It has been nearly impossible to keep Lorenzo at bay this season.

Will also favor Lorenzo with his size and style, so it will be quite an achievement for the Doctor if he gets this one at 36 with the current regs and competition

And we had a strange weekend in Silverstone that made Rossi come out on top.

I think no one argues that in the dry a win for Rossi seemed unlikely but I also think that Marquez would have won at Silverstone in the dry.

So Rossi came out with +12 points instead of - 4 compared to Lorenzo ( giving that the order at the finish was 93,99,46).

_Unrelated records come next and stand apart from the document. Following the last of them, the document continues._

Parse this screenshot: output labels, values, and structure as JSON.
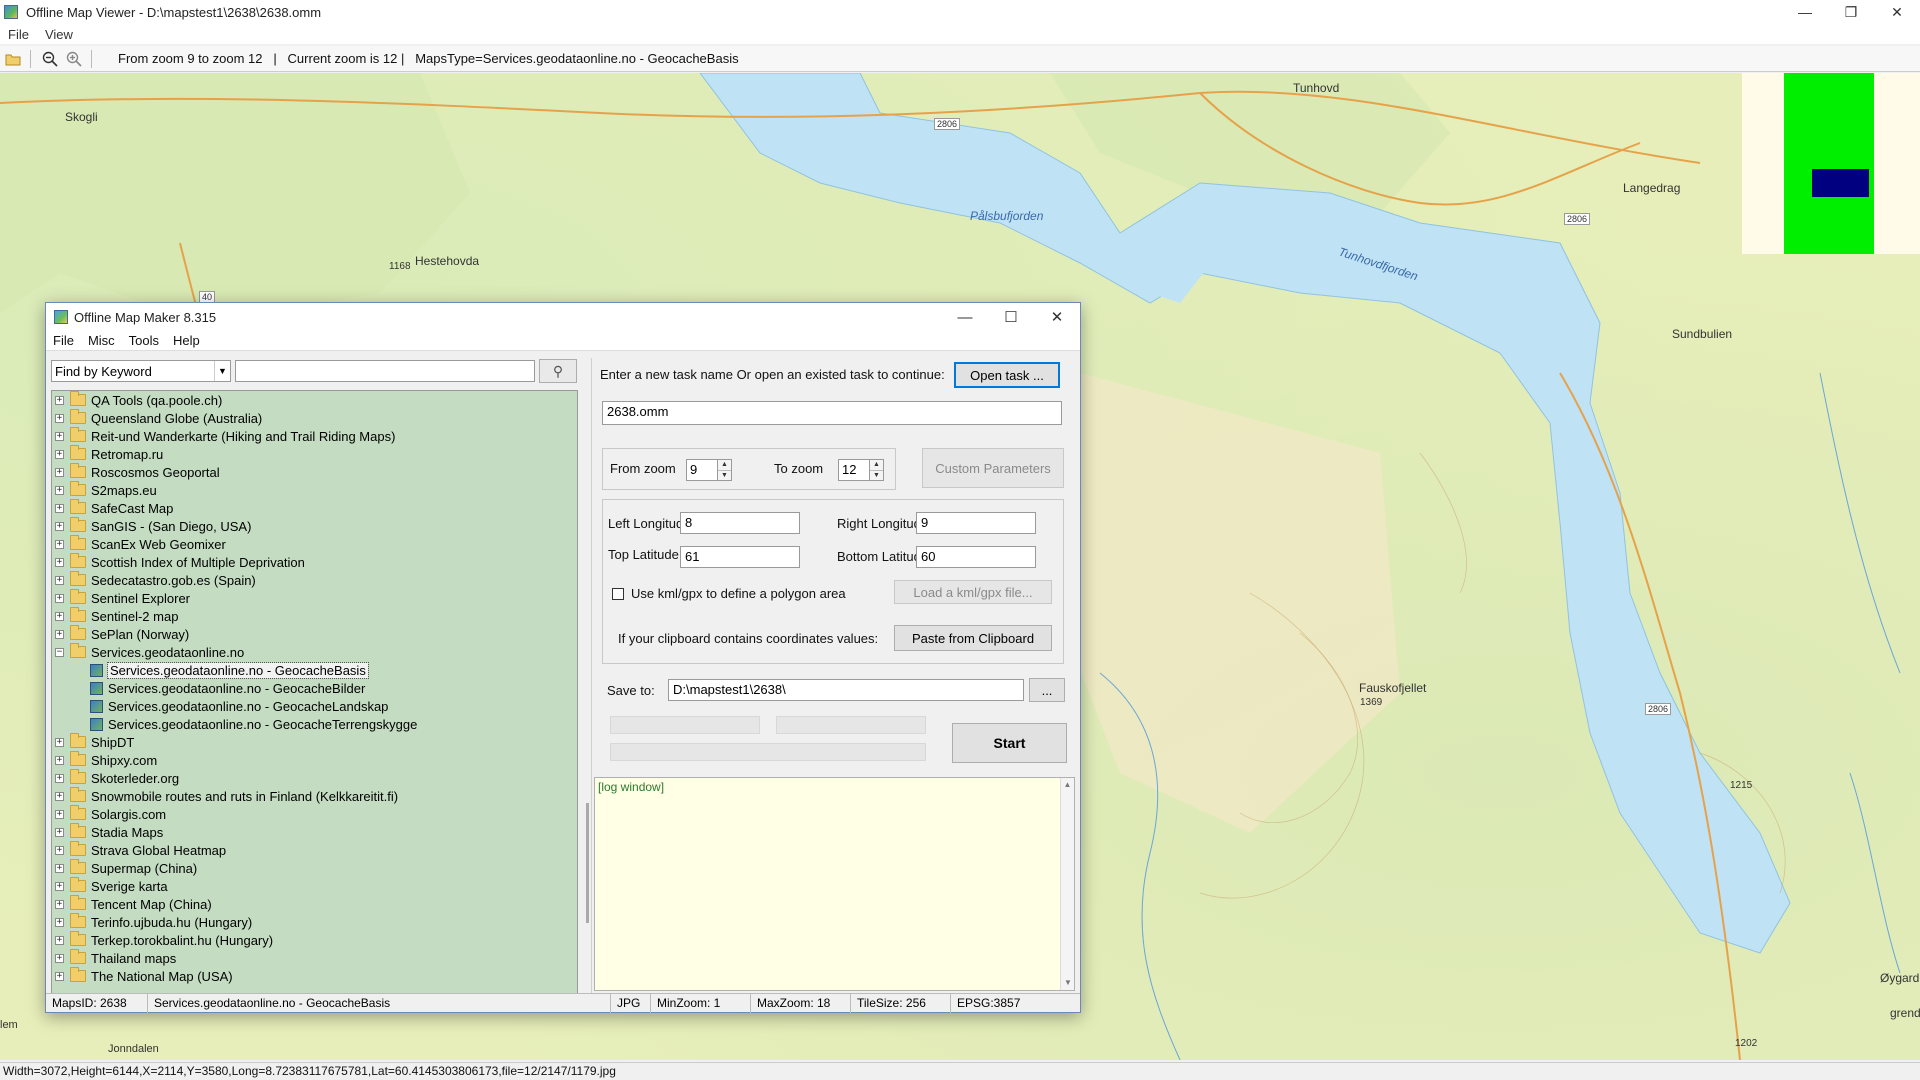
{
  "viewer": {
    "title": "Offline Map Viewer - D:\\mapstest1\\2638\\2638.omm",
    "menu": [
      "File",
      "View"
    ],
    "toolbar_info": "From zoom 9 to zoom 12   |   Current zoom is 12 |   MapsType=Services.geodataonline.no - GeocacheBasis",
    "status": "Width=3072,Height=6144,X=2114,Y=3580,Long=8.72383117675781,Lat=60.4145303806173,file=12/2147/1179.jpg",
    "window_controls": [
      "minimize-icon",
      "restore-icon",
      "close-icon"
    ]
  },
  "map": {
    "labels": {
      "skogli": "Skogli",
      "hestehovda": "Hestehovda",
      "hestehovda_elev": "1168",
      "tunhovd": "Tunhovd",
      "langedrag": "Langedrag",
      "sundbulien": "Sundbulien",
      "palsbufjorden": "Pålsbufjorden",
      "tunhovdfjorden": "Tunhovdfjorden",
      "fauskofjellet": "Fauskofjellet",
      "fauskofjellet_elev": "1369",
      "oygard": "Øygard",
      "grend": "grend",
      "jonndalen": "Jonndalen",
      "road_2806_a": "2806",
      "road_2806_b": "2806",
      "road_2806_c": "2806",
      "road_40": "40",
      "elev_1215": "1215",
      "elev_1202": "1202",
      "lenn": "lem"
    },
    "colors": {
      "land": "#e7eeb9",
      "water": "#bfe3f5",
      "road": "#e6a24a",
      "contour": "#c9a46b"
    }
  },
  "dialog": {
    "title": "Offline Map Maker 8.315",
    "menu": [
      "File",
      "Misc",
      "Tools",
      "Help"
    ],
    "search_mode": "Find by Keyword",
    "search_value": "",
    "tree": [
      {
        "label": "QA Tools (qa.poole.ch)",
        "type": "folder"
      },
      {
        "label": "Queensland Globe (Australia)",
        "type": "folder"
      },
      {
        "label": "Reit-und Wanderkarte (Hiking and Trail Riding Maps)",
        "type": "folder"
      },
      {
        "label": "Retromap.ru",
        "type": "folder"
      },
      {
        "label": "Roscosmos Geoportal",
        "type": "folder"
      },
      {
        "label": "S2maps.eu",
        "type": "folder"
      },
      {
        "label": "SafeCast Map",
        "type": "folder"
      },
      {
        "label": "SanGIS - (San Diego, USA)",
        "type": "folder"
      },
      {
        "label": "ScanEx Web Geomixer",
        "type": "folder"
      },
      {
        "label": "Scottish Index of Multiple Deprivation",
        "type": "folder"
      },
      {
        "label": "Sedecatastro.gob.es (Spain)",
        "type": "folder"
      },
      {
        "label": "Sentinel Explorer",
        "type": "folder"
      },
      {
        "label": "Sentinel-2 map",
        "type": "folder"
      },
      {
        "label": "SePlan (Norway)",
        "type": "folder"
      },
      {
        "label": "Services.geodataonline.no",
        "type": "folder-open"
      },
      {
        "label": "Services.geodataonline.no - GeocacheBasis",
        "type": "child",
        "selected": true
      },
      {
        "label": "Services.geodataonline.no - GeocacheBilder",
        "type": "child"
      },
      {
        "label": "Services.geodataonline.no - GeocacheLandskap",
        "type": "child"
      },
      {
        "label": "Services.geodataonline.no - GeocacheTerrengskygge",
        "type": "child"
      },
      {
        "label": "ShipDT",
        "type": "folder"
      },
      {
        "label": "Shipxy.com",
        "type": "folder"
      },
      {
        "label": "Skoterleder.org",
        "type": "folder"
      },
      {
        "label": "Snowmobile routes and ruts in Finland (Kelkkareitit.fi)",
        "type": "folder"
      },
      {
        "label": "Solargis.com",
        "type": "folder"
      },
      {
        "label": "Stadia Maps",
        "type": "folder"
      },
      {
        "label": "Strava Global Heatmap",
        "type": "folder"
      },
      {
        "label": "Supermap (China)",
        "type": "folder"
      },
      {
        "label": "Sverige karta",
        "type": "folder"
      },
      {
        "label": "Tencent Map (China)",
        "type": "folder"
      },
      {
        "label": "Terinfo.ujbuda.hu (Hungary)",
        "type": "folder"
      },
      {
        "label": "Terkep.torokbalint.hu (Hungary)",
        "type": "folder"
      },
      {
        "label": "Thailand maps",
        "type": "folder"
      },
      {
        "label": "The National Map (USA)",
        "type": "folder"
      }
    ],
    "form": {
      "prompt": "Enter a new task name Or open an existed task to continue:",
      "open_task": "Open task ...",
      "task_name": "2638.omm",
      "from_zoom_label": "From zoom",
      "from_zoom": "9",
      "to_zoom_label": "To zoom",
      "to_zoom": "12",
      "custom_params": "Custom Parameters",
      "left_lon_label": "Left Longitude",
      "left_lon": "8",
      "right_lon_label": "Right Longitude",
      "right_lon": "9",
      "top_lat_label": "Top Latitude",
      "top_lat": "61",
      "bottom_lat_label": "Bottom Latitude",
      "bottom_lat": "60",
      "kml_label": "Use kml/gpx to define a polygon area",
      "kml_checked": false,
      "load_kml": "Load a kml/gpx file...",
      "clipboard_label": "If your clipboard contains coordinates values:",
      "paste_btn": "Paste from Clipboard",
      "save_label": "Save to:",
      "save_path": "D:\\mapstest1\\2638\\",
      "browse_btn": "...",
      "start_btn": "Start",
      "log_text": "[log window]"
    },
    "status": {
      "maps_id": "MapsID: 2638",
      "maps_name": "Services.geodataonline.no - GeocacheBasis",
      "format": "JPG",
      "min_zoom": "MinZoom: 1",
      "max_zoom": "MaxZoom: 18",
      "tile_size": "TileSize: 256",
      "epsg": "EPSG:3857"
    },
    "window_controls": [
      "minimize-icon",
      "maximize-icon",
      "close-icon"
    ]
  }
}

Now we have problaby the strongest circut ( at least on paper ) for Rossi coming up. If he wins there and Lorenzo is second then he leads by 17 points.

Aragon is Hondaland and Maybye Rossi will slip out of the podioum for the first time ( Marquez, Pedrosa, Lorenzo, Rossi )
After Aragon Rossi leads over Lorenzo by 14 points

Montegi: 93,99,46 Rossi still ahead by 10 points

Phillip Island: 46,93,99 Rossi gains to 19 points

Sepang: 93,46,99 Rossi to 23 points clear of Lorenzo

So in Valencia all Rossi has to do is to score 2 points.... But we all know what happend the last time that was the case :)

If we try to see the races through Lorenzos (rather foggy) visior it might look a bit different:

I really dont think he can beat Rossin in Misano so after Misano it will still be advantage Rossi ( 46,99,93 ) by 17 points.

Aragon... I think Lorenzo wants to win there but if he does I truly belive Rossi will be no 2 because of the test they had earlier but lets say 99,93,26,46. So after Aragon Lorenzo is only 5 points after Rossi.

Montegi 93,99,46 and now Lorenzo is only 1 point behind Rossi.

Phillip Island.... I cant see Lorenzo in front of Rossi.... But maybye Marquez: 93,46,99 and Rossi is 5 points ahead.

Sepang: 93,46,99 Rossi 9 points ahead.

In Valencia we may get a repeat of 2013 with Lorenzo trying to outsmart Rossi ( in 2013 it was Lorenzo vs Marquez ).. But this time Marquez dont give a fuck and wins ahead of 99 and Rossi 3th... Title goes to Rossi with 5 points.. Hell if Marquez wins Rossi can even be 5th :)

Athough I did not get it excactely right WHAT happened I am on the money that Rossi is 14 points ahead of Lorenzo after Aragon...